The Firm Behind The $30 Billion Firesale Shaking Financial Markets Disclosed Almost Nothing
Antoine Gara, 28 March 2021
Up until recently, the website of Archegos Capital Management, the firm behind a reported $30 billion financial firesale that is battering stocks worldwide, contained a giant image of Central Park. The vista displayed on Archegos’ webpage was a fitting homage to the views of its offices atop a Manhattan skyscraper on 57th street, until the site was taken down as the firm gets liquidated.
Archegos was a giant in U.S. financial markets, apparently holding tens of billions of dollars in securities, including massive exposures to companies like ViacomCBS, Discovery Communications and Baidu. It traded with Wall Street’s largest brokerages, and was headquartered at an expensive address housing many powerhouse investment firms. But when it came to routine financial disclosures, Archegos was virtually non-existent.
Forbes searched for a trace of Archegos on the Securities and Exchange Commission’s repository for securities filings, called EDGAR, short for Electronic Data Gathering, Analysis, and Retrieval. Amazingly, almost nothing came up. Continue reading “Article: The Firm Behind The $30 Billion Firesale Shaking Financial Markets Disclosed Almost Nothing”

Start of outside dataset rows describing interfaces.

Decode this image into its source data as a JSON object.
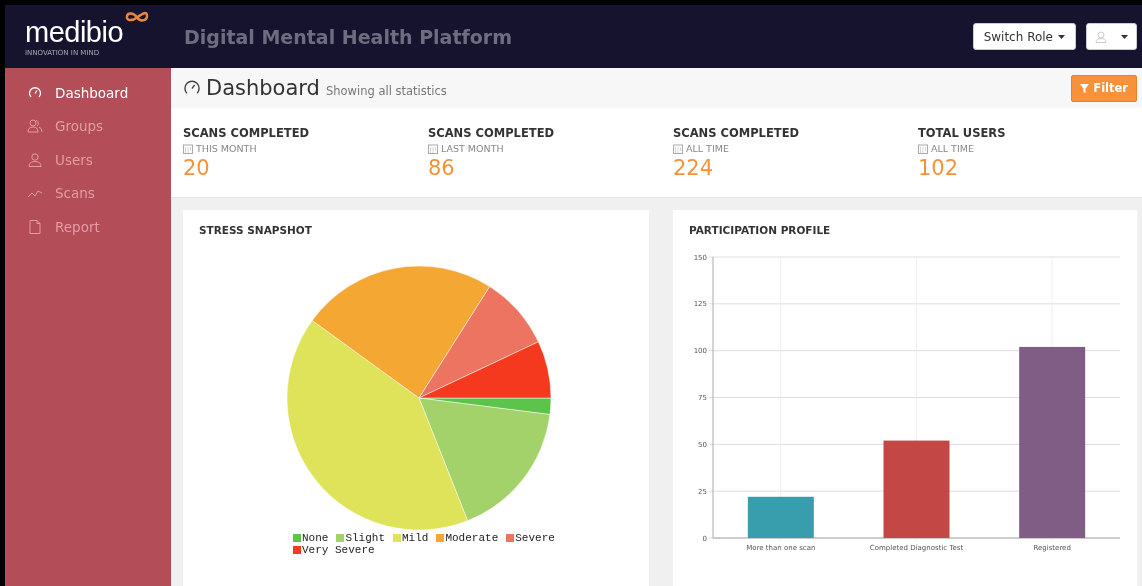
{
  "header": {
    "logo": "medibio",
    "tagline": "INNOVATION IN MIND",
    "title": "Digital Mental Health Platform",
    "switch_role": "Switch Role"
  },
  "sidebar": {
    "items": [
      {
        "label": "Dashboard",
        "selected": true
      },
      {
        "label": "Groups",
        "selected": false
      },
      {
        "label": "Users",
        "selected": false
      },
      {
        "label": "Scans",
        "selected": false
      },
      {
        "label": "Report",
        "selected": false
      }
    ]
  },
  "page_header": {
    "title": "Dashboard",
    "subtitle": "Showing all statistics",
    "filter_button": "Filter"
  },
  "stats": [
    {
      "label": "SCANS COMPLETED",
      "period": "THIS MONTH",
      "value": "20"
    },
    {
      "label": "SCANS COMPLETED",
      "period": "LAST MONTH",
      "value": "86"
    },
    {
      "label": "SCANS COMPLETED",
      "period": "ALL TIME",
      "value": "224"
    },
    {
      "label": "TOTAL USERS",
      "period": "ALL TIME",
      "value": "102"
    }
  ],
  "stress_snapshot": {
    "title": "STRESS SNAPSHOT",
    "slices": [
      {
        "color": "#5cc44a"
      },
      {
        "color": "#a3d16a"
      },
      {
        "color": "#dfe35a"
      },
      {
        "color": "#f4a833"
      },
      {
        "color": "#ee7462"
      },
      {
        "color": "#f5391f"
      }
    ],
    "chart_data": {
      "type": "pie",
      "categories": [
        "None",
        "Slight",
        "Mild",
        "Moderate",
        "Severe",
        "Very Severe"
      ],
      "values": [
        2,
        17,
        41,
        24,
        9,
        7
      ]
    }
  },
  "participation_profile": {
    "title": "PARTICIPATION PROFILE",
    "bars": [
      {
        "color": "#389eae"
      },
      {
        "color": "#c24745"
      },
      {
        "color": "#805d84"
      }
    ],
    "chart_data": {
      "type": "bar",
      "categories": [
        "More than one scan",
        "Completed Diagnostic Test",
        "Registered"
      ],
      "values": [
        22,
        52,
        102
      ],
      "grid": true,
      "ylim": [
        0,
        150
      ],
      "yticks": [
        0,
        25,
        50,
        75,
        100,
        125,
        150
      ]
    }
  }
}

The Lesson Of GameStop: Investing Is Not A Game
Taylor Tepper, 03 February 2021
In a matter of days, GameStop has gone from being a dying retail chain to the latest obsession of media and markets. Along the way, the GameStop saga has morphed into a lesson in American populism, an allegory of Main Street taking a pound of flesh from Wall Street.
To recap: Video game retailer GameStop was struggling to survive even before the pandemic struck, and Covid-19 only worsened its ailing condition. Hedge funds on Wall Street smelled blood and took out massive bets that the company’s shares would drop, maybe even to zero—so-called short trades or short positions. Continue reading “Article: The Lesson Of GameStop: Investing Is Not A Game”

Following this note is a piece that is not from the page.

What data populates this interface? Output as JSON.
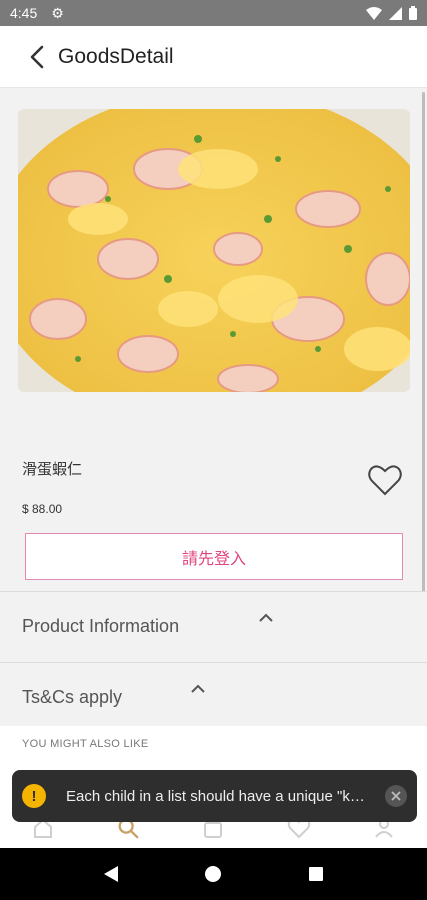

What’s The Endgame For GameStop?
Taylor Tepper, 27 January 2021
There’s something very weird happening in shares of GameStop (GME).
A market frenzy has pushed the shares of the Grapevine, Texas-based video game retailer up more than 3,000% in just a few months—far, far outsripping the market as a whole. A once-dormant brick-and-mortar retailer with sagging sales, GameStop was worth $300 million in August 2019. Today it has a market cap of almost $20 billion.
Nobody knows what it’ll be worth tomorrow.
GameStop has not invented an addictive new gaming platform. GameStop has not rolled out an awe-inspiring online gaming delivery service. GameStop is a store at the mall. That doesn’t bode well for revenue, given that state governments have imposed rolling lockdowns and stay-at-home orders to limit the spread of Covid-19. And yet here we are. Continue reading “Article: What’s The Endgame For GameStop?”